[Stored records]
────
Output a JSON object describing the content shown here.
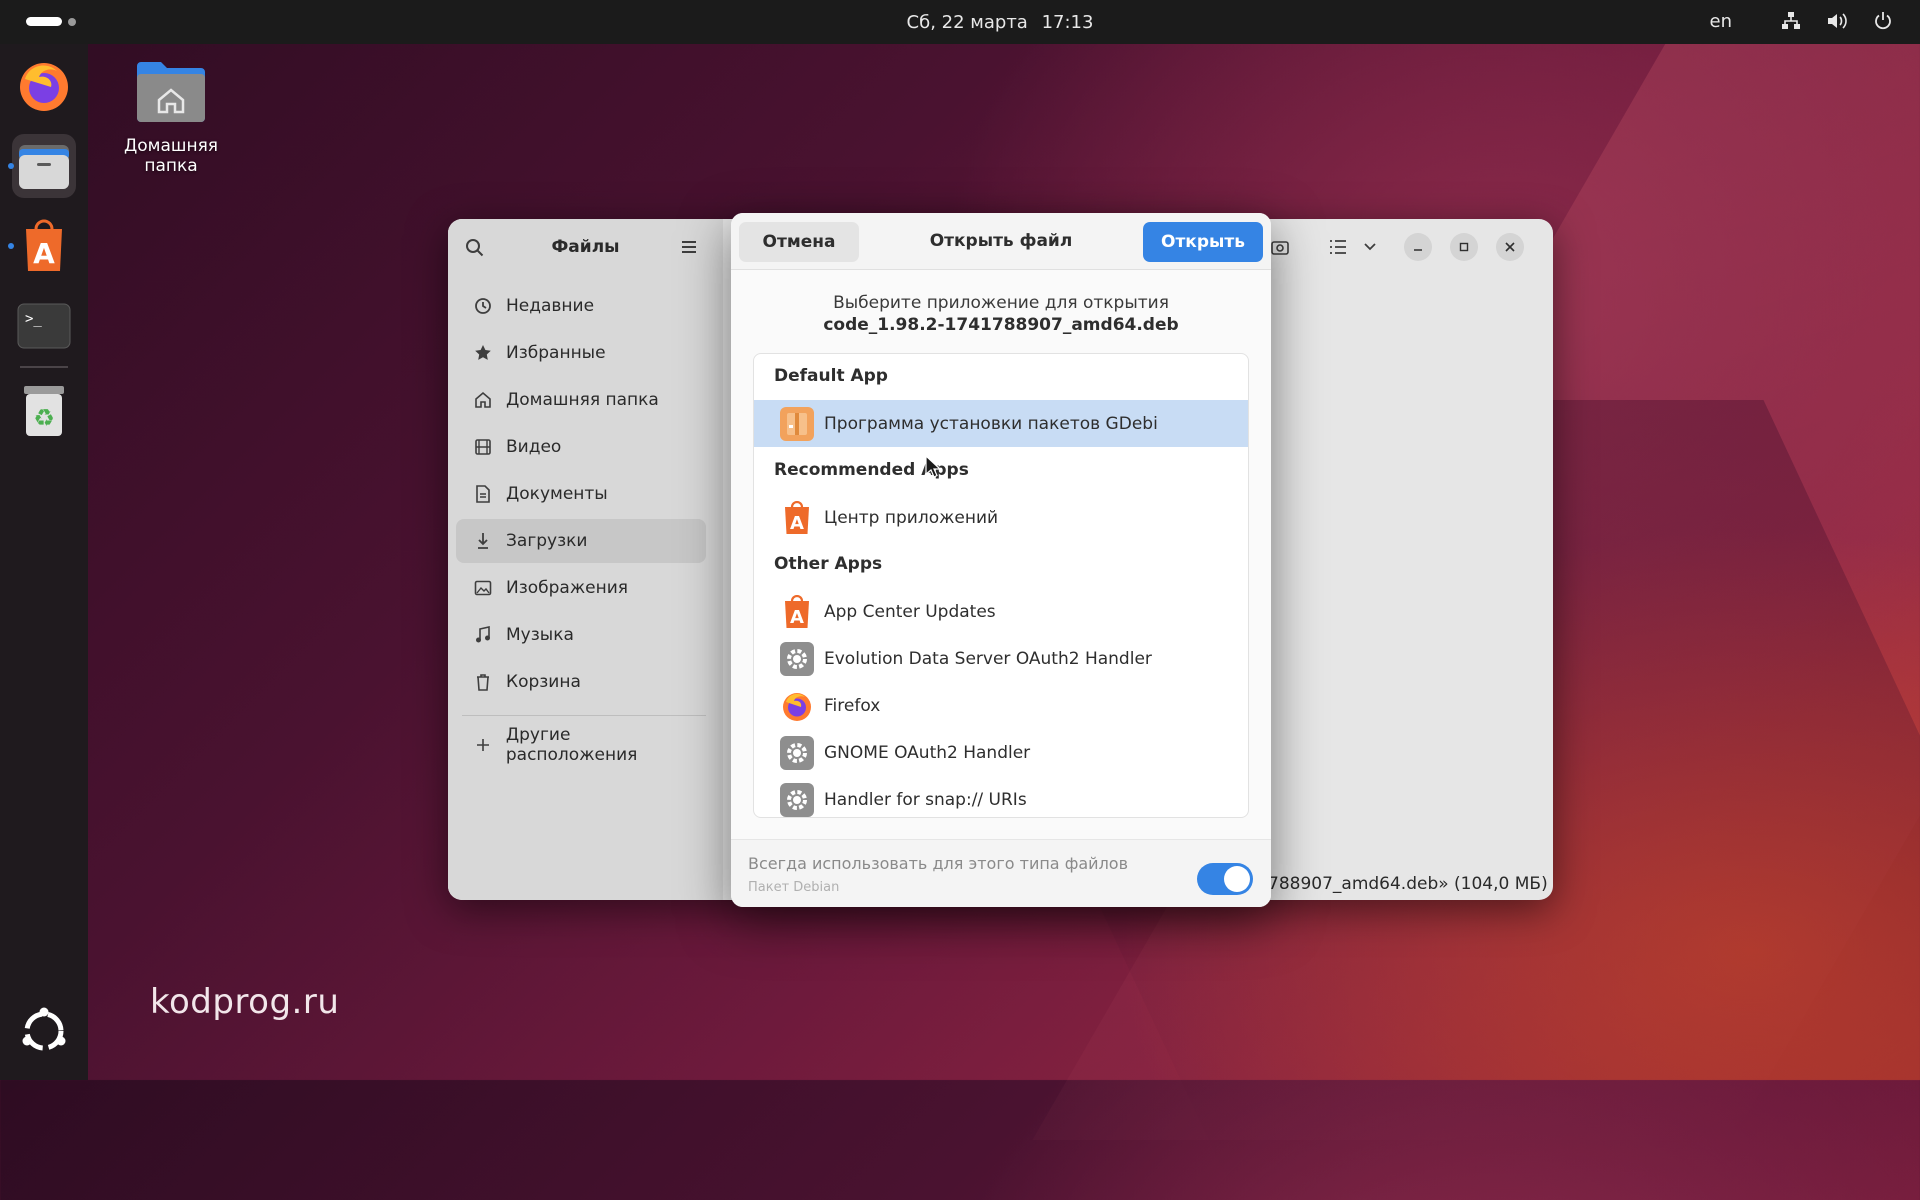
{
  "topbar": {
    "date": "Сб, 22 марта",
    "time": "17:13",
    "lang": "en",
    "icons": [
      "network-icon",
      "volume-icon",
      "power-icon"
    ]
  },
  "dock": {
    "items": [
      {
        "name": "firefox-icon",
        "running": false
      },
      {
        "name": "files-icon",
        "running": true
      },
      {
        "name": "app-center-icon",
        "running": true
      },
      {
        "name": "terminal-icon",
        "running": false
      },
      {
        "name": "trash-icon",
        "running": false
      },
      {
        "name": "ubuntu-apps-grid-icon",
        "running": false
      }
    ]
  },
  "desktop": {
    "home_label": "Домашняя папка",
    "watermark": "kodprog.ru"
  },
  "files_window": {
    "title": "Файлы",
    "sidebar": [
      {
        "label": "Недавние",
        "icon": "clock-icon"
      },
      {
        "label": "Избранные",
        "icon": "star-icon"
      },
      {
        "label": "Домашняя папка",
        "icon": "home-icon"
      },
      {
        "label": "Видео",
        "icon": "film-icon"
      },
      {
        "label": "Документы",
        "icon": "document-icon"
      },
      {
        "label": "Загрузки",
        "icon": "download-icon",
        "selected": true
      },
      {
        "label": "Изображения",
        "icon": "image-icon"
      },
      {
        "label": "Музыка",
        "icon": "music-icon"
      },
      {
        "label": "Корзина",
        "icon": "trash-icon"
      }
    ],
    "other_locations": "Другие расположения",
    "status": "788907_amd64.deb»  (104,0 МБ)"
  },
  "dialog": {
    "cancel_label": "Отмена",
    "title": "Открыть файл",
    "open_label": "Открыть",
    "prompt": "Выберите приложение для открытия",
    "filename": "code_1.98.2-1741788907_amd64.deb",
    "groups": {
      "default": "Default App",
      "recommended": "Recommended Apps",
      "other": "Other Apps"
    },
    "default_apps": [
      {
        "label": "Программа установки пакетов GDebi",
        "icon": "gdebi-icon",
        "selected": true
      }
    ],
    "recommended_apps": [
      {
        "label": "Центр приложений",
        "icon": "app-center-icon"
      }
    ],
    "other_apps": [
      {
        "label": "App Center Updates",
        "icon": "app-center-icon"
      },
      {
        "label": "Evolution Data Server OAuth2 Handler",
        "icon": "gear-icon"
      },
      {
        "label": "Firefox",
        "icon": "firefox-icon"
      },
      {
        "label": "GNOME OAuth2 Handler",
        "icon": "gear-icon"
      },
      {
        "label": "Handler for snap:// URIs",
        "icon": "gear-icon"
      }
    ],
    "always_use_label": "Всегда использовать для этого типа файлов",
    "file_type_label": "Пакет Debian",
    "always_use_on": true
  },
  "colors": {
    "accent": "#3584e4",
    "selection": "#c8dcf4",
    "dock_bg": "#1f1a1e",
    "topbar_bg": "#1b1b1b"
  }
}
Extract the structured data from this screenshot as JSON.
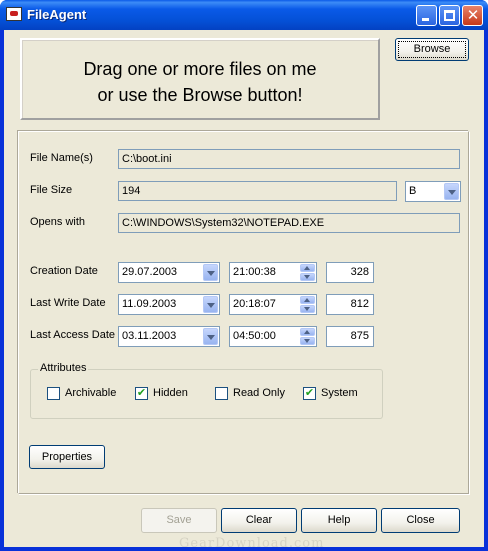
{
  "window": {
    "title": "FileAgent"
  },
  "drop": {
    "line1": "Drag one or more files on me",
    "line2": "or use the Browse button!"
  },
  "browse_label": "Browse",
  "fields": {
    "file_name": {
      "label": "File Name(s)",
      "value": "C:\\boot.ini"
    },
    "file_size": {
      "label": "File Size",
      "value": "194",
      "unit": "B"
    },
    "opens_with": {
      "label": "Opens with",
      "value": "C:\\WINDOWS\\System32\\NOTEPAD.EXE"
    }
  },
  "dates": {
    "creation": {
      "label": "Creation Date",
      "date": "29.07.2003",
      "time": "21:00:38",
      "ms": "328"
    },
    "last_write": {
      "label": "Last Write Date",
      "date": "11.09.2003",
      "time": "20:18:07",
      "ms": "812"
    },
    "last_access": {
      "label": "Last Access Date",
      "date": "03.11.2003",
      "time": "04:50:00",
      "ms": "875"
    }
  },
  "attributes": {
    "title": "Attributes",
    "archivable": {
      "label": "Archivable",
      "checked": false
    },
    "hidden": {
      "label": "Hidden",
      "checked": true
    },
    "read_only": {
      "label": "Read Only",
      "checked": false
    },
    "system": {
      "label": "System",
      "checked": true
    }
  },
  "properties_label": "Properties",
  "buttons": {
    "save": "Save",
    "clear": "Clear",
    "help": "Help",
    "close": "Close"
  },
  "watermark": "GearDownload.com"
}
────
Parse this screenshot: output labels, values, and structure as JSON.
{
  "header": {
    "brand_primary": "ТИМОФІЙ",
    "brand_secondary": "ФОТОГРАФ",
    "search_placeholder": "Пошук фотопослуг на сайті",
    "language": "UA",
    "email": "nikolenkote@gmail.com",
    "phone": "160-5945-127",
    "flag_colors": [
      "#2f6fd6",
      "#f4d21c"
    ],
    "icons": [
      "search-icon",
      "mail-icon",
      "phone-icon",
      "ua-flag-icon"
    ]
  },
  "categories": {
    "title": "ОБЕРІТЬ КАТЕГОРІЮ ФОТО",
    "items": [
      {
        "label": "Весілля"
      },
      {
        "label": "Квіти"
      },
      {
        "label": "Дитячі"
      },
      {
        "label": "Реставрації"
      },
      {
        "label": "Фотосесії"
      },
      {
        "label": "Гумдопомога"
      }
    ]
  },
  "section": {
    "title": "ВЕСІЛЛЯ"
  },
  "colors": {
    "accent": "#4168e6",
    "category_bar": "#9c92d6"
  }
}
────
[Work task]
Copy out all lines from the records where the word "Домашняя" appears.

[Answer section]
    "home_label": "Домашняя папка",
        "label": "Домашняя папка",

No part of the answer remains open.